Excerpts from a dataset
^^^^^^^^^^^^^^^^
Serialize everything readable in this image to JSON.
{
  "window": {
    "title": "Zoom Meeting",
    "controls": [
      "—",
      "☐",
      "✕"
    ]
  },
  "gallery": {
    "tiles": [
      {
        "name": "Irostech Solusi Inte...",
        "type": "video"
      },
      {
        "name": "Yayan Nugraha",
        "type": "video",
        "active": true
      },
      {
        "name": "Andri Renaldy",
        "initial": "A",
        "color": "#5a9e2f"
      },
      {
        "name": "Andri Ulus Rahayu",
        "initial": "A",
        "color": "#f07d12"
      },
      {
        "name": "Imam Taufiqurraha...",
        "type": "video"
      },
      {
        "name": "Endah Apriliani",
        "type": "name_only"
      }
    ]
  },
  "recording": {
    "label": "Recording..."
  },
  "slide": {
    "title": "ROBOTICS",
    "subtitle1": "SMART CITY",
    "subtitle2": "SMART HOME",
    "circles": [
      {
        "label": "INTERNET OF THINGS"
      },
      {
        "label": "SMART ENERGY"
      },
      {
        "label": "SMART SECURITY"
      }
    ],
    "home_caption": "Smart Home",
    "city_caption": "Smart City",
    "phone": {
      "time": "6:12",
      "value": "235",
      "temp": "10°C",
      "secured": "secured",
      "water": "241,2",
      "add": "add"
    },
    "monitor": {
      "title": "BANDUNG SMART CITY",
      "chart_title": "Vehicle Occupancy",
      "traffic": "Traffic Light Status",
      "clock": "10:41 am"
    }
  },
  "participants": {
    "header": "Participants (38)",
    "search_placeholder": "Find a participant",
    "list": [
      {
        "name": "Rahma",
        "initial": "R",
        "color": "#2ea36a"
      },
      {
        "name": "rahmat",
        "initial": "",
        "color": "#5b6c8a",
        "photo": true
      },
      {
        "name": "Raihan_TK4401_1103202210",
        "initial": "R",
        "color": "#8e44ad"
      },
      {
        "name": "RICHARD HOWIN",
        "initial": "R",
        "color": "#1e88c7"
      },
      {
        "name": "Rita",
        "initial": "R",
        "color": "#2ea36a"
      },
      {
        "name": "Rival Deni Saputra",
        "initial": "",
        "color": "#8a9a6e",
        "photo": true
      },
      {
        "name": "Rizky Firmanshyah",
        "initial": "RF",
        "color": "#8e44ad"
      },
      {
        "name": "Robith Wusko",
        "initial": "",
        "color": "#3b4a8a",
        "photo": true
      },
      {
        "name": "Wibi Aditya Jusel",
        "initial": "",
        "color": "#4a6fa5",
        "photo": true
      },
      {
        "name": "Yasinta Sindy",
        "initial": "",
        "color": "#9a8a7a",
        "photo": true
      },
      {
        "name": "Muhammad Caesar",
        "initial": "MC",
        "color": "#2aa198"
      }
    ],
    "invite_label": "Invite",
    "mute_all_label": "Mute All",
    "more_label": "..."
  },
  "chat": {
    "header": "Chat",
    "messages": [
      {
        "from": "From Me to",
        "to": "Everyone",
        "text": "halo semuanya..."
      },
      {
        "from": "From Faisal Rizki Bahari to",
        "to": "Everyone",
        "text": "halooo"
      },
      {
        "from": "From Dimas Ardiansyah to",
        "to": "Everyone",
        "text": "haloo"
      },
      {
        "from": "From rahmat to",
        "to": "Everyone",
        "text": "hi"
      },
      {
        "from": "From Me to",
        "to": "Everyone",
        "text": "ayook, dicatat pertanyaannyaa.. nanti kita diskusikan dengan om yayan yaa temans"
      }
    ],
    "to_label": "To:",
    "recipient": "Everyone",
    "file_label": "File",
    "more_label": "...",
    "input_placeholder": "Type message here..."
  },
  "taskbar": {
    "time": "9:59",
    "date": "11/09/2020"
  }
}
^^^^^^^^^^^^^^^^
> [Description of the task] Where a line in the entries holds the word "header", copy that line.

> [Reply to the exercise]
    "header": "Participants (38)",
    "header": "Chat",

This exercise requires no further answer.